[Start of Attachment]

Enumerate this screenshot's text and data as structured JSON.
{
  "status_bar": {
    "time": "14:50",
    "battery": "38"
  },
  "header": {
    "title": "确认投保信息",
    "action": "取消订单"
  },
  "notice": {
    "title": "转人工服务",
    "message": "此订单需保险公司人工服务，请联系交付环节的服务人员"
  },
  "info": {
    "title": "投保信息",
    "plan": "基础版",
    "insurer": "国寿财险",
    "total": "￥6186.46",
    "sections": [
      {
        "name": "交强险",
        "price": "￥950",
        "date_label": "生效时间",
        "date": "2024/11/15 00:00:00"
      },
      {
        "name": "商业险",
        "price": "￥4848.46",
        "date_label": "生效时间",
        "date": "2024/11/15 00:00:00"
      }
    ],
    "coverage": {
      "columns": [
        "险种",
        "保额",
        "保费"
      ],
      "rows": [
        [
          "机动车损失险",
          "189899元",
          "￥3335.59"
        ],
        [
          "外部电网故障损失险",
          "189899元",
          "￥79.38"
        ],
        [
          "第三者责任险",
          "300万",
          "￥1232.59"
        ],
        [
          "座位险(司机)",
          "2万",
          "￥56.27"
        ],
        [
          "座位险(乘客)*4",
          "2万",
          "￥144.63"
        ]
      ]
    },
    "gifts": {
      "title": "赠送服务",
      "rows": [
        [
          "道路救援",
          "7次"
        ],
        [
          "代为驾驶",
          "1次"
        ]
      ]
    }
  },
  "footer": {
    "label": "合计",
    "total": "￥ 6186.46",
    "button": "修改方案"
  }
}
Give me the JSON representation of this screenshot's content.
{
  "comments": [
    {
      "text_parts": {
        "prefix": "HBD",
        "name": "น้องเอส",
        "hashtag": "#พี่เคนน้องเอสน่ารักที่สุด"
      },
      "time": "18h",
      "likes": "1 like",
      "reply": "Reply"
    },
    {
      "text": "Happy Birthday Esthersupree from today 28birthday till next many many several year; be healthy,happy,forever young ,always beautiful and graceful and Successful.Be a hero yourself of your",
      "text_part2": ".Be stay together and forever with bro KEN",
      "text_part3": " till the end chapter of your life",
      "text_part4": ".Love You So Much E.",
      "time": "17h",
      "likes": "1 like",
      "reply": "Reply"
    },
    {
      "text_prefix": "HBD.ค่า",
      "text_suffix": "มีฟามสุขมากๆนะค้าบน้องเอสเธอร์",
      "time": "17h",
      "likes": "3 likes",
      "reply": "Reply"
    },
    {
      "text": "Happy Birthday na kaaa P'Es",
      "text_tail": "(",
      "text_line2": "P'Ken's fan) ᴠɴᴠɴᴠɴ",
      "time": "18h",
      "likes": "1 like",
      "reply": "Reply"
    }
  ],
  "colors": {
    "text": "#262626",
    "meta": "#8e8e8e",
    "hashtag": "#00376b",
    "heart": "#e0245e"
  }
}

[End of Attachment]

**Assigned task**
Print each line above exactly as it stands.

**Solution to this exercise**
Enumerate this screenshot's text and data as structured JSON.
{
  "status_bar": {
    "time": "14:50",
    "battery": "38"
  },
  "header": {
    "title": "确认投保信息",
    "action": "取消订单"
  },
  "notice": {
    "title": "转人工服务",
    "message": "此订单需保险公司人工服务，请联系交付环节的服务人员"
  },
  "info": {
    "title": "投保信息",
    "plan": "基础版",
    "insurer": "国寿财险",
    "total": "￥6186.46",
    "sections": [
      {
        "name": "交强险",
        "price": "￥950",
        "date_label": "生效时间",
        "date": "2024/11/15 00:00:00"
      },
      {
        "name": "商业险",
        "price": "￥4848.46",
        "date_label": "生效时间",
        "date": "2024/11/15 00:00:00"
      }
    ],
    "coverage": {
      "columns": [
        "险种",
        "保额",
        "保费"
      ],
      "rows": [
        [
          "机动车损失险",
          "189899元",
          "￥3335.59"
        ],
        [
          "外部电网故障损失险",
          "189899元",
          "￥79.38"
        ],
        [
          "第三者责任险",
          "300万",
          "￥1232.59"
        ],
        [
          "座位险(司机)",
          "2万",
          "￥56.27"
        ],
        [
          "座位险(乘客)*4",
          "2万",
          "￥144.63"
        ]
      ]
    },
    "gifts": {
      "title": "赠送服务",
      "rows": [
        [
          "道路救援",
          "7次"
        ],
        [
          "代为驾驶",
          "1次"
        ]
      ]
    }
  },
  "footer": {
    "label": "合计",
    "total": "￥ 6186.46",
    "button": "修改方案"
  }
}
Give me the JSON representation of this screenshot's content.
{
  "comments": [
    {
      "text_parts": {
        "prefix": "HBD",
        "name": "น้องเอส",
        "hashtag": "#พี่เคนน้องเอสน่ารักที่สุด"
      },
      "time": "18h",
      "likes": "1 like",
      "reply": "Reply"
    },
    {
      "text": "Happy Birthday Esthersupree from today 28birthday till next many many several year; be healthy,happy,forever young ,always beautiful and graceful and Successful.Be a hero yourself of your",
      "text_part2": ".Be stay together and forever with bro KEN",
      "text_part3": " till the end chapter of your life",
      "text_part4": ".Love You So Much E.",
      "time": "17h",
      "likes": "1 like",
      "reply": "Reply"
    },
    {
      "text_prefix": "HBD.ค่า",
      "text_suffix": "มีฟามสุขมากๆนะค้าบน้องเอสเธอร์",
      "time": "17h",
      "likes": "3 likes",
      "reply": "Reply"
    },
    {
      "text": "Happy Birthday na kaaa P'Es",
      "text_tail": "(",
      "text_line2": "P'Ken's fan) ᴠɴᴠɴᴠɴ",
      "time": "18h",
      "likes": "1 like",
      "reply": "Reply"
    }
  ],
  "colors": {
    "text": "#262626",
    "meta": "#8e8e8e",
    "hashtag": "#00376b",
    "heart": "#e0245e"
  }
}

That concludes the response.